“It was serving ‘clash’ of cultures, which is really the heart of my own upbringing,” she said. “I was seeing aspects of myself represented without even noticing it. That is what representation should look like.”
Filmmaker Pulkit Datta, who spent his teenage years in London and watched the film in high school, found echoes of Jess’ double life in his sister’s life. He also makes a point about the very nuanced portrayals of South Asian masculinity in the film. Jess’ best friend, Tony (Ameet Chana), is gay but is portrayed without any of the cringy femininity and the extravagance with which South Asian cinema — especially Bollywood — still perceives and portrays homosexuality.
There is another scene where Jess’ sister, Pinky (Archie Punjabi), makes the case for marrying a South Asian man, saying they now share household responsibilities and help out their wives. Traditional gender roles were changing in the diaspora, and Chadha was presenting a redressal of the ways visual cultures in the West (and “back home” in India) perceived South Asian masculinities.
Like any cultural product, “Bend It Like Beckham” opens itself up to the test of time and many retrospective critiques. My friend Uttara would never touch aloo gobi because of the traditional gender roles of cooking and feeding the potato and cabbage curry represented in the film. Today, it’s hard to look past the film’s now often-memed “Jess, I’m Irish.
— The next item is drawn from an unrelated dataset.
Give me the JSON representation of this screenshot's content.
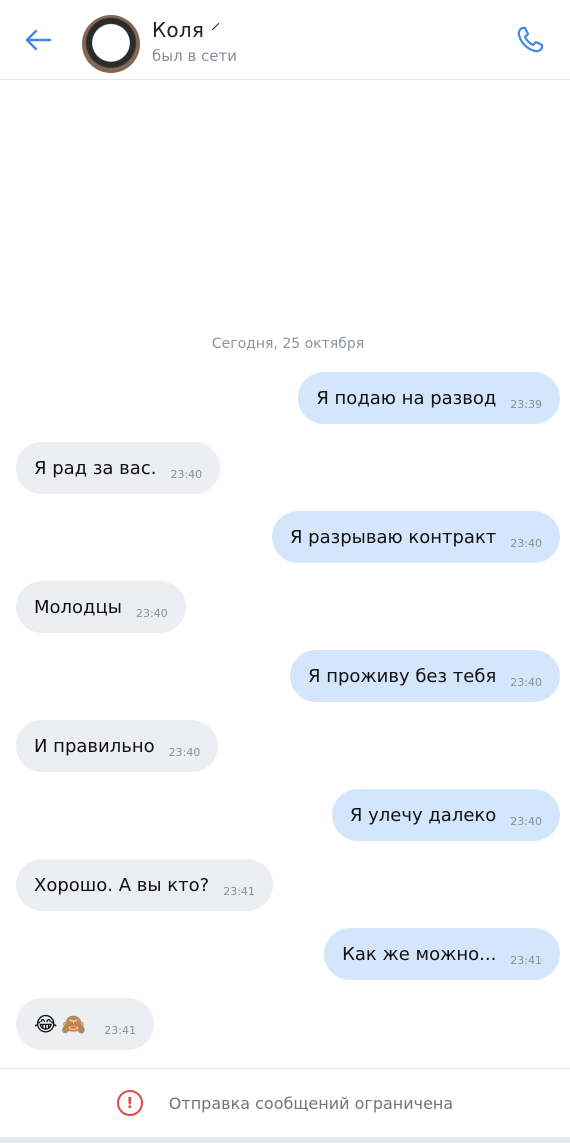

Of course I understand” line Jess’ love interest and coach, Joe (Jonathan Rhys Meyers) says to display racial empathy.
Jonathan Tranter, a writer and a software developer who grew up as a transracial adoptee in the U.K., brings up the inherent false equivalence: “Sitting in 2022, I worry it feeds into an idea of white innocence,” Tranter said. “The white-skinned Irish being racialized as ‘nonwhite’ brought in some solidarity here in the living cultural memory of people, but I doubt a shared history of marginalization brings in an automatic solidarity between white and nonwhite folks.”
But in its time, “Bend It Like Beckham” held space for people who were straddling cultures with a lot of pain and yet weren’t finding representation on-screen that did their emotional labor any justice.
“The film looked out from the inside. I run a literature festival so it’s easy to flatten things, lose sight of nuances. I try to bring as many people in on the inside, while we look out into the world,” Aslam said, looking back at how the film helped her cultivate inclusive spaces. “That’s how Chadha made the film and that’s how you make sure there are no wrong nuances.”
These spaces, though, have unfortunately changed a lot since the film’s release. Film editor Fahd Ahmed, who is of South Asian descent, went to secondary school in East London and watched the film when he was 15, on the last day of school before summer. His school was so diverse that white British students were a minority among the school’s 2,000 students. Muslim, Hindu and Sikh South Asians were the majority.
Ahmed highlights Britain’s changing cultural landscape and how a film made only 20 years ago has become somewhat of a nostalgic relic.
“Growing older, I’ve experienced ‘otherness’ on a daily basis,” Ahmed said. “The film was important for the potential and capacity of integration it represented but now, looking back, and with two decades of life experience, it exists in a space of nostalgia and some sorrow. I think back to it and remember the careless summer days, when you wouldn’t walk out of the house and feel like your skin was a stigma you couldn’t wash away.”